Set down exactly the stretch of lines below that opens at the line containing "Give me the" and continues through the last line of the entries, and nothing else.

■ Data provided:
==========

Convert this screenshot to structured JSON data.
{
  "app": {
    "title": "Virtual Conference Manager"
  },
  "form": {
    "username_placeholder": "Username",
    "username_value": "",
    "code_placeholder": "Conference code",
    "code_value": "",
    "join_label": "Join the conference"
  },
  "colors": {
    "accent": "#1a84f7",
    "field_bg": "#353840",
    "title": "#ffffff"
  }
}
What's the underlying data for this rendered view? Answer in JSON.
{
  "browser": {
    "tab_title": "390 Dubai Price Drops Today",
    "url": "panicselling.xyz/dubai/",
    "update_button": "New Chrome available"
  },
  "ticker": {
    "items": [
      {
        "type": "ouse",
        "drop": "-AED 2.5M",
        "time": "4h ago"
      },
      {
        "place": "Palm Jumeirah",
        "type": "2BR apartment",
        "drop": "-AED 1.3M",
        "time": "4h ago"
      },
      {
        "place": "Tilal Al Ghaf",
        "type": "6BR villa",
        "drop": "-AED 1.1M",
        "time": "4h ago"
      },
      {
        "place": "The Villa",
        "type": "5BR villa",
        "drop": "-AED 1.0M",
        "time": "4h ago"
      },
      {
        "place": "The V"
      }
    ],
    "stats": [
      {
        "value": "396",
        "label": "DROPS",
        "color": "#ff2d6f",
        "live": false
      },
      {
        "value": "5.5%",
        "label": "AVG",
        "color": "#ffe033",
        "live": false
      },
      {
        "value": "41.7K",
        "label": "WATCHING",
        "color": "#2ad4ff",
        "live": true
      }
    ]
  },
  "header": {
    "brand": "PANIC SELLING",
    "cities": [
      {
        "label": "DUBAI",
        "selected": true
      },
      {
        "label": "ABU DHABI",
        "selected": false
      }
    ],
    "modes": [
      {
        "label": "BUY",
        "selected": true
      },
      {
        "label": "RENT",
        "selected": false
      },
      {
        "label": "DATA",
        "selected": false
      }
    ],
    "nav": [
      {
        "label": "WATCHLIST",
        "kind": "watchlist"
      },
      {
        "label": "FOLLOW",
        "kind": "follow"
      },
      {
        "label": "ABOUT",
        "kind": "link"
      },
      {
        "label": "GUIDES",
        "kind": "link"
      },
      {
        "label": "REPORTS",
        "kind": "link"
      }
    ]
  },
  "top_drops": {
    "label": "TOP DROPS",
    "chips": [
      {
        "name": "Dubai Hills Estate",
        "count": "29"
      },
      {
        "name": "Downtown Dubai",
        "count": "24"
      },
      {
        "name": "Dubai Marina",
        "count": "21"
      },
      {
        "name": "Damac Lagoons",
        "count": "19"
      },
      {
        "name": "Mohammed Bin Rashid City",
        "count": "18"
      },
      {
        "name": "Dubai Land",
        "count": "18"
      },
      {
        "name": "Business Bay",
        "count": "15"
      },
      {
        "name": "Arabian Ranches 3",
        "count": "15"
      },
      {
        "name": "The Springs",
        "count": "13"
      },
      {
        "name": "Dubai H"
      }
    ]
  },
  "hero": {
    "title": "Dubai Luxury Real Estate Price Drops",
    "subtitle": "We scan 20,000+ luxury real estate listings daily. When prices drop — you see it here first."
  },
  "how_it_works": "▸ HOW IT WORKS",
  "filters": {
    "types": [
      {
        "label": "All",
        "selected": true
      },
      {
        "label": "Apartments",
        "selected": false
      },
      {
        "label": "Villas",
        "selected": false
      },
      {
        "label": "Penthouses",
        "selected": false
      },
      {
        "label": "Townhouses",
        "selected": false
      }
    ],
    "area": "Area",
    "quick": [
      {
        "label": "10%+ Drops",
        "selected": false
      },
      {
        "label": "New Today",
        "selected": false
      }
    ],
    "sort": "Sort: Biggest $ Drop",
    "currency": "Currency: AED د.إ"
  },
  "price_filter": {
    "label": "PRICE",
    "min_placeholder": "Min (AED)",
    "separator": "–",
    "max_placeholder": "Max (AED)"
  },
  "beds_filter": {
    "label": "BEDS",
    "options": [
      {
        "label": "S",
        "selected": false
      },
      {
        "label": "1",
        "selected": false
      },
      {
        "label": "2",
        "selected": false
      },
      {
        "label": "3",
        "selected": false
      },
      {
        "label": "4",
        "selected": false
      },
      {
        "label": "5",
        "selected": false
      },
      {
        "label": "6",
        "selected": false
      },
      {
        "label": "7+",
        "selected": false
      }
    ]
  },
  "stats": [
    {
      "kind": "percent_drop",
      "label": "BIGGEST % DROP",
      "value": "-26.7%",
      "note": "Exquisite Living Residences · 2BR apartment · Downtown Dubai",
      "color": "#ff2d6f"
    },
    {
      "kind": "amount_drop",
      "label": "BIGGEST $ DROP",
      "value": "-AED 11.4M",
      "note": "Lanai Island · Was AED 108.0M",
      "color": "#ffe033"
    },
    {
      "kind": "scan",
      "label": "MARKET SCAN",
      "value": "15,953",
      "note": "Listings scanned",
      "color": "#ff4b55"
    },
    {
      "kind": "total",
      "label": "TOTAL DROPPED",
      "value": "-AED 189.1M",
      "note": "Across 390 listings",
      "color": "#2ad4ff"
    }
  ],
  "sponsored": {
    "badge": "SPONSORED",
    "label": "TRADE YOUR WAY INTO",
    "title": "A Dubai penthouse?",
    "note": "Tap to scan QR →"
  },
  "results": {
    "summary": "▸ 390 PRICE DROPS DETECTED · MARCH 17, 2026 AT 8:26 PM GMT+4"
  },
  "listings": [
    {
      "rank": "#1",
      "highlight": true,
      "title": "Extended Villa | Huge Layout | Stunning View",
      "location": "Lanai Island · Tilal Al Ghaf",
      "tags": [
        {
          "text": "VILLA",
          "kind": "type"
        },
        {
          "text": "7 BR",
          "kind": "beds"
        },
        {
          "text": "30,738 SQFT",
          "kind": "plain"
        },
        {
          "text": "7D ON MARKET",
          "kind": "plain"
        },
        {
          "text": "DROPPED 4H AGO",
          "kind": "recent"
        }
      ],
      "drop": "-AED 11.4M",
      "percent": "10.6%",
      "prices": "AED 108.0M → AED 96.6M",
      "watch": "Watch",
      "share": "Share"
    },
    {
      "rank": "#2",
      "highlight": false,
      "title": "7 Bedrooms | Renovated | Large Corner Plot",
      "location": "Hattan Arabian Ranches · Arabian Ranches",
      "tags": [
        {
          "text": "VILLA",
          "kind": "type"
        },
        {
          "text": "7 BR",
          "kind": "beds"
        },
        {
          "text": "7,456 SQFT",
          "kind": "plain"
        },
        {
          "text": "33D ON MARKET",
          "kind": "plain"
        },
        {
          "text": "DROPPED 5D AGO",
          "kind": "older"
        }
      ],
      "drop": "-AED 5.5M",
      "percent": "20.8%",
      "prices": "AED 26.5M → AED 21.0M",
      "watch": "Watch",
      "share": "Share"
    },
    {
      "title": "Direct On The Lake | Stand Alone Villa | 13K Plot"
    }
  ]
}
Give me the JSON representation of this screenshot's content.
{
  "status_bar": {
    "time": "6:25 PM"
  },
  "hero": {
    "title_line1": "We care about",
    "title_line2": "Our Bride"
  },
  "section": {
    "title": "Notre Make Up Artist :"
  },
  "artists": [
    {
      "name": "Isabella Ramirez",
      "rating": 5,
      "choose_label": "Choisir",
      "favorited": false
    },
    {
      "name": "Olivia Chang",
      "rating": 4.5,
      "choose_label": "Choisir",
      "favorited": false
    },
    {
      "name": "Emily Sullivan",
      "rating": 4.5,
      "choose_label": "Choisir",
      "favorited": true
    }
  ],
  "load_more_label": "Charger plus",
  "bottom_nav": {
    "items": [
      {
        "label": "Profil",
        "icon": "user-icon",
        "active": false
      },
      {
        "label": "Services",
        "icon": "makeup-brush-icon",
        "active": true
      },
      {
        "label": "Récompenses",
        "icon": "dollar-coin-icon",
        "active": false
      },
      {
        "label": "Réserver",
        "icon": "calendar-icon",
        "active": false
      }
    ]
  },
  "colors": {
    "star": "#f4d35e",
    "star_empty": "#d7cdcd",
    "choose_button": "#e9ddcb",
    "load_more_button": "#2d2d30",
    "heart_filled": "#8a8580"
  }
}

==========

■ Answer for this exercise:
Give me the JSON representation of this screenshot's content.
{
  "status_bar": {
    "time": "6:25 PM"
  },
  "hero": {
    "title_line1": "We care about",
    "title_line2": "Our Bride"
  },
  "section": {
    "title": "Notre Make Up Artist :"
  },
  "artists": [
    {
      "name": "Isabella Ramirez",
      "rating": 5,
      "choose_label": "Choisir",
      "favorited": false
    },
    {
      "name": "Olivia Chang",
      "rating": 4.5,
      "choose_label": "Choisir",
      "favorited": false
    },
    {
      "name": "Emily Sullivan",
      "rating": 4.5,
      "choose_label": "Choisir",
      "favorited": true
    }
  ],
  "load_more_label": "Charger plus",
  "bottom_nav": {
    "items": [
      {
        "label": "Profil",
        "icon": "user-icon",
        "active": false
      },
      {
        "label": "Services",
        "icon": "makeup-brush-icon",
        "active": true
      },
      {
        "label": "Récompenses",
        "icon": "dollar-coin-icon",
        "active": false
      },
      {
        "label": "Réserver",
        "icon": "calendar-icon",
        "active": false
      }
    ]
  },
  "colors": {
    "star": "#f4d35e",
    "star_empty": "#d7cdcd",
    "choose_button": "#e9ddcb",
    "load_more_button": "#2d2d30",
    "heart_filled": "#8a8580"
  }
}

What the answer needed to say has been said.